We stop at the town of Marantes for a cafe con leche and coca cola. We are about 1/3 of the day done and I’m looking forward to finish. For the first time, I had planned to stay an extra day in Santiago before walking on to Finisterre. I wanted to do many things this year while in Santiago as I knew it would be a while before I arrived back here again.
Back on the trail, it was good to catch some shade in the forest. The ancient eucalyptus trees have been there for God knows how long and their smell makes their presence known. Another coffee and sello opportunity presents itself at Formaris. Hotel Castro is located right beside the Camino and we are greeted by Santiago himself.
We don’t have that long left now and the big city is a stone’s throw away. Things start to get a bit more industrial now as we leave the forest and veer back on the road. I suppose we were expecting it. Our 2nd to last sello would be at the church of San Caetano just outside of Santiago old town. A very helpful priest who looks after the church gives assistance to pilgrims passing by. Do visit if you get a chance. It would be one of the few churches I visited on this Camino. I was surprised how quickly I saw the spires of the Cathedral once I arrived in Santiago. We arrived on a different side to the French way or the Portuguese Way. With the French way, I just followed the crowds…on the Portuguese Way, we got lost and needed to use directions but it was easy on the Camino Ingles despite the lack of pilgrims.
I was delighted to arrive in the Praza before noon with a big smile on my face. I was in Santiago again and what a glorious day! I dropped my bags and asked the nearest pilgrim to take a picture of Ray and myself.
I had been in contact with Linda from Somewhereslowly.com throughout the day. She had started her Camino from Rabanal del Camino on the French Way a number of weeks prior and by chance, our dates of arrival would collide. So I would wait for her in the Praza until she arrived. Luckily enough, I didn’t have to wait too long and she walked in with the sun beating down. Naturally enough, I was delighted for her and we celebrated by finding the nearest place of shade and some cool drinks.

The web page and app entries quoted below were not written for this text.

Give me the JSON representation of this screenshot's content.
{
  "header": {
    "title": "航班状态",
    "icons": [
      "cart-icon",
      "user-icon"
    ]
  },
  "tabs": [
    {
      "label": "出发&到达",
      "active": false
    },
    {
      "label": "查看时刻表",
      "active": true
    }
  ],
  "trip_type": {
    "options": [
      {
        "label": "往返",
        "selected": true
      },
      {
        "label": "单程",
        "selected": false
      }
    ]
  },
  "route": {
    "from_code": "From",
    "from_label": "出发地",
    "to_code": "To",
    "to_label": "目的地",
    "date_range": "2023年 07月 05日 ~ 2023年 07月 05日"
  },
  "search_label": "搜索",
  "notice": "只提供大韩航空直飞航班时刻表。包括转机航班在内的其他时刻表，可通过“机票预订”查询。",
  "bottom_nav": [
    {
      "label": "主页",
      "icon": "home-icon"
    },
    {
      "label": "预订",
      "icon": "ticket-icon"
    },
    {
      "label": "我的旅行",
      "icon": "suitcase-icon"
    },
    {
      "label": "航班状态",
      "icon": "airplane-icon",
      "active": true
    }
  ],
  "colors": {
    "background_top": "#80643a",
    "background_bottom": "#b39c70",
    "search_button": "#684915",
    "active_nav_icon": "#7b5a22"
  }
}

Later in the evening, we ate out in Tapas Petiscos Do Cardeal, on Rua do Franco and had a cold beverage afterward. We managed to catch the Tuna do Derecho band afterward. They play every night in the Praza do Obradoiro and have great audience interaction. It’s not often a pilgrim sees the Cathedral lit up at night – most albergues have curfews. I was lucky enough to be staying in Santiago KM.0 who let you come and go as you choose.
Click on the links below to bring you to the albergues’ location and the booking information. I hope this proves useful.
It was at this stage that we changed to the A Coruna leg of the Camino Inglés.
I was delighted to have stayed in this particular albergue in Santiago. I usually choose the San Martin Pinario but on this occasion, it was booked up. Albergue Santiago KM0 is on the same road as the Pilgrim office, 2 minutes from the Cathedral. It is really central. And the owners were great. I think I have just found my new albergue of choice in Santiago!
The following day, we made our way to Finisterre over the course of 3 days and stayed in the below albergues. I have stayed in 2 before when I made my way to Finisterre in 2016.
Accommodation on the Camino Inglés is plentiful, however Ferrol, A Coruna and Sigüeiro does not have municipal albergues. Booking in advance might be helpful but then again, once we arrived at these places we found there were beds still available. And that was May! For Santiago, booking in advance is the first thing I do. Accommodation in Santiago goes quick, especially in the Summer months.